Data about app and page elements:
------------------------------------------------
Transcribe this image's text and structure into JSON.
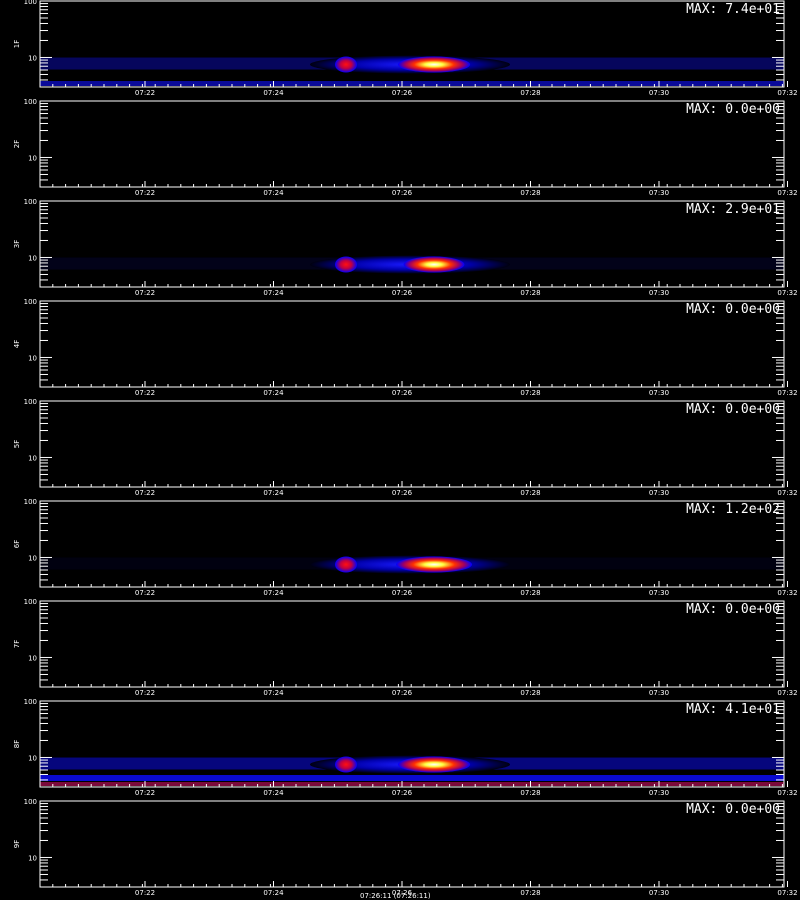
{
  "chart_data": {
    "type": "heatmap",
    "ylim": [
      3,
      100
    ],
    "y_scale": "log",
    "y_tick_labels": [
      "100",
      "10"
    ],
    "x_tick_labels": [
      "07:22",
      "07:24",
      "07:26",
      "07:28",
      "07:30",
      "07:32"
    ],
    "colormap": [
      "#000000",
      "#0000ff",
      "#ff0000",
      "#ffff00",
      "#ffffff"
    ],
    "bottom_label": "07:26:11 (07:26:11)",
    "panels": [
      {
        "ylabel": "1F",
        "max_label": "MAX: 7.4e+01",
        "intensity": 0.95,
        "floor": "#0a0a9a"
      },
      {
        "ylabel": "2F",
        "max_label": "MAX: 0.0e+00",
        "intensity": 0
      },
      {
        "ylabel": "3F",
        "max_label": "MAX: 2.9e+01",
        "intensity": 0.8,
        "floor": "#03032a"
      },
      {
        "ylabel": "4F",
        "max_label": "MAX: 0.0e+00",
        "intensity": 0
      },
      {
        "ylabel": "5F",
        "max_label": "MAX: 0.0e+00",
        "intensity": 0
      },
      {
        "ylabel": "6F",
        "max_label": "MAX: 1.2e+02",
        "intensity": 1.0,
        "floor": "#02021a"
      },
      {
        "ylabel": "7F",
        "max_label": "MAX: 0.0e+00",
        "intensity": 0
      },
      {
        "ylabel": "8F",
        "max_label": "MAX: 4.1e+01",
        "intensity": 0.95,
        "floor": "#0a0ad0",
        "floor2": "#7a0a3a"
      },
      {
        "ylabel": "9F",
        "max_label": "MAX: 0.0e+00",
        "intensity": 0
      }
    ]
  }
}
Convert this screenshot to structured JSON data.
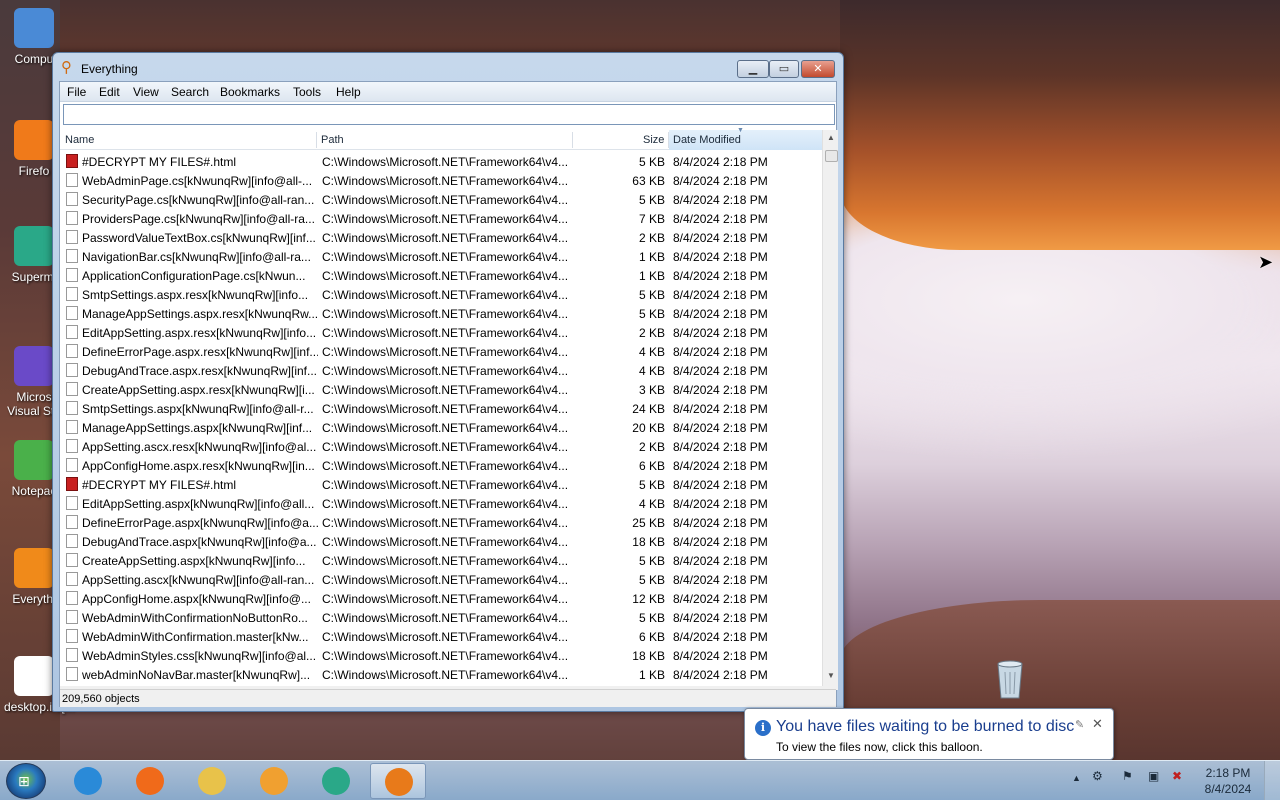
{
  "desktop": {
    "icons": [
      {
        "label": "Compu",
        "glyph_color": "#4a8ad6"
      },
      {
        "label": "Firefo",
        "glyph_color": "#f07a1a"
      },
      {
        "label": "Supermi",
        "glyph_color": "#2aa888"
      },
      {
        "label": "Micros Visual Stu",
        "glyph_color": "#6a4ac8"
      },
      {
        "label": "Notepac",
        "glyph_color": "#4ab04a"
      },
      {
        "label": "Everythi",
        "glyph_color": "#f08a1a"
      },
      {
        "label": "desktop.ini[...",
        "glyph_color": "#ffffff"
      }
    ]
  },
  "window": {
    "title": "Everything",
    "menu": [
      "File",
      "Edit",
      "View",
      "Search",
      "Bookmarks",
      "Tools",
      "Help"
    ],
    "search_value": "",
    "columns": {
      "name": "Name",
      "path": "Path",
      "size": "Size",
      "date": "Date Modified"
    },
    "rows": [
      {
        "icon": "html",
        "name": "#DECRYPT MY FILES#.html",
        "path": "C:\\Windows\\Microsoft.NET\\Framework64\\v4...",
        "size": "5 KB",
        "date": "8/4/2024 2:18 PM"
      },
      {
        "icon": "file",
        "name": "WebAdminPage.cs[kNwunqRw][info@all-...",
        "path": "C:\\Windows\\Microsoft.NET\\Framework64\\v4...",
        "size": "63 KB",
        "date": "8/4/2024 2:18 PM"
      },
      {
        "icon": "file",
        "name": "SecurityPage.cs[kNwunqRw][info@all-ran...",
        "path": "C:\\Windows\\Microsoft.NET\\Framework64\\v4...",
        "size": "5 KB",
        "date": "8/4/2024 2:18 PM"
      },
      {
        "icon": "file",
        "name": "ProvidersPage.cs[kNwunqRw][info@all-ra...",
        "path": "C:\\Windows\\Microsoft.NET\\Framework64\\v4...",
        "size": "7 KB",
        "date": "8/4/2024 2:18 PM"
      },
      {
        "icon": "file",
        "name": "PasswordValueTextBox.cs[kNwunqRw][inf...",
        "path": "C:\\Windows\\Microsoft.NET\\Framework64\\v4...",
        "size": "2 KB",
        "date": "8/4/2024 2:18 PM"
      },
      {
        "icon": "file",
        "name": "NavigationBar.cs[kNwunqRw][info@all-ra...",
        "path": "C:\\Windows\\Microsoft.NET\\Framework64\\v4...",
        "size": "1 KB",
        "date": "8/4/2024 2:18 PM"
      },
      {
        "icon": "file",
        "name": "ApplicationConfigurationPage.cs[kNwun...",
        "path": "C:\\Windows\\Microsoft.NET\\Framework64\\v4...",
        "size": "1 KB",
        "date": "8/4/2024 2:18 PM"
      },
      {
        "icon": "file",
        "name": "SmtpSettings.aspx.resx[kNwunqRw][info...",
        "path": "C:\\Windows\\Microsoft.NET\\Framework64\\v4...",
        "size": "5 KB",
        "date": "8/4/2024 2:18 PM"
      },
      {
        "icon": "file",
        "name": "ManageAppSettings.aspx.resx[kNwunqRw...",
        "path": "C:\\Windows\\Microsoft.NET\\Framework64\\v4...",
        "size": "5 KB",
        "date": "8/4/2024 2:18 PM"
      },
      {
        "icon": "file",
        "name": "EditAppSetting.aspx.resx[kNwunqRw][info...",
        "path": "C:\\Windows\\Microsoft.NET\\Framework64\\v4...",
        "size": "2 KB",
        "date": "8/4/2024 2:18 PM"
      },
      {
        "icon": "file",
        "name": "DefineErrorPage.aspx.resx[kNwunqRw][inf...",
        "path": "C:\\Windows\\Microsoft.NET\\Framework64\\v4...",
        "size": "4 KB",
        "date": "8/4/2024 2:18 PM"
      },
      {
        "icon": "file",
        "name": "DebugAndTrace.aspx.resx[kNwunqRw][inf...",
        "path": "C:\\Windows\\Microsoft.NET\\Framework64\\v4...",
        "size": "4 KB",
        "date": "8/4/2024 2:18 PM"
      },
      {
        "icon": "file",
        "name": "CreateAppSetting.aspx.resx[kNwunqRw][i...",
        "path": "C:\\Windows\\Microsoft.NET\\Framework64\\v4...",
        "size": "3 KB",
        "date": "8/4/2024 2:18 PM"
      },
      {
        "icon": "file",
        "name": "SmtpSettings.aspx[kNwunqRw][info@all-r...",
        "path": "C:\\Windows\\Microsoft.NET\\Framework64\\v4...",
        "size": "24 KB",
        "date": "8/4/2024 2:18 PM"
      },
      {
        "icon": "file",
        "name": "ManageAppSettings.aspx[kNwunqRw][inf...",
        "path": "C:\\Windows\\Microsoft.NET\\Framework64\\v4...",
        "size": "20 KB",
        "date": "8/4/2024 2:18 PM"
      },
      {
        "icon": "file",
        "name": "AppSetting.ascx.resx[kNwunqRw][info@al...",
        "path": "C:\\Windows\\Microsoft.NET\\Framework64\\v4...",
        "size": "2 KB",
        "date": "8/4/2024 2:18 PM"
      },
      {
        "icon": "file",
        "name": "AppConfigHome.aspx.resx[kNwunqRw][in...",
        "path": "C:\\Windows\\Microsoft.NET\\Framework64\\v4...",
        "size": "6 KB",
        "date": "8/4/2024 2:18 PM"
      },
      {
        "icon": "html",
        "name": "#DECRYPT MY FILES#.html",
        "path": "C:\\Windows\\Microsoft.NET\\Framework64\\v4...",
        "size": "5 KB",
        "date": "8/4/2024 2:18 PM"
      },
      {
        "icon": "file",
        "name": "EditAppSetting.aspx[kNwunqRw][info@all...",
        "path": "C:\\Windows\\Microsoft.NET\\Framework64\\v4...",
        "size": "4 KB",
        "date": "8/4/2024 2:18 PM"
      },
      {
        "icon": "file",
        "name": "DefineErrorPage.aspx[kNwunqRw][info@a...",
        "path": "C:\\Windows\\Microsoft.NET\\Framework64\\v4...",
        "size": "25 KB",
        "date": "8/4/2024 2:18 PM"
      },
      {
        "icon": "file",
        "name": "DebugAndTrace.aspx[kNwunqRw][info@a...",
        "path": "C:\\Windows\\Microsoft.NET\\Framework64\\v4...",
        "size": "18 KB",
        "date": "8/4/2024 2:18 PM"
      },
      {
        "icon": "file",
        "name": "CreateAppSetting.aspx[kNwunqRw][info...",
        "path": "C:\\Windows\\Microsoft.NET\\Framework64\\v4...",
        "size": "5 KB",
        "date": "8/4/2024 2:18 PM"
      },
      {
        "icon": "file",
        "name": "AppSetting.ascx[kNwunqRw][info@all-ran...",
        "path": "C:\\Windows\\Microsoft.NET\\Framework64\\v4...",
        "size": "5 KB",
        "date": "8/4/2024 2:18 PM"
      },
      {
        "icon": "file",
        "name": "AppConfigHome.aspx[kNwunqRw][info@...",
        "path": "C:\\Windows\\Microsoft.NET\\Framework64\\v4...",
        "size": "12 KB",
        "date": "8/4/2024 2:18 PM"
      },
      {
        "icon": "file",
        "name": "WebAdminWithConfirmationNoButtonRo...",
        "path": "C:\\Windows\\Microsoft.NET\\Framework64\\v4...",
        "size": "5 KB",
        "date": "8/4/2024 2:18 PM"
      },
      {
        "icon": "file",
        "name": "WebAdminWithConfirmation.master[kNw...",
        "path": "C:\\Windows\\Microsoft.NET\\Framework64\\v4...",
        "size": "6 KB",
        "date": "8/4/2024 2:18 PM"
      },
      {
        "icon": "file",
        "name": "WebAdminStyles.css[kNwunqRw][info@al...",
        "path": "C:\\Windows\\Microsoft.NET\\Framework64\\v4...",
        "size": "18 KB",
        "date": "8/4/2024 2:18 PM"
      },
      {
        "icon": "file",
        "name": "webAdminNoNavBar.master[kNwunqRw]...",
        "path": "C:\\Windows\\Microsoft.NET\\Framework64\\v4...",
        "size": "1 KB",
        "date": "8/4/2024 2:18 PM"
      }
    ],
    "status": "209,560 objects"
  },
  "balloon": {
    "title": "You have files waiting to be burned to disc",
    "text": "To view the files now, click this balloon."
  },
  "taskbar": {
    "items": [
      {
        "name": "internet-explorer",
        "color": "#2a8ad8"
      },
      {
        "name": "firefox",
        "color": "#f06a1a"
      },
      {
        "name": "file-explorer",
        "color": "#e8c24a"
      },
      {
        "name": "media-player",
        "color": "#f0a030"
      },
      {
        "name": "superminer",
        "color": "#2aa888"
      },
      {
        "name": "everything",
        "color": "#e87a1a"
      }
    ],
    "clock": {
      "time": "2:18 PM",
      "date": "8/4/2024"
    }
  }
}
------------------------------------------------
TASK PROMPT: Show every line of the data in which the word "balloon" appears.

ANSWER FOR THIS EXERCISE:
  "balloon": {
    "text": "To view the files now, click this balloon."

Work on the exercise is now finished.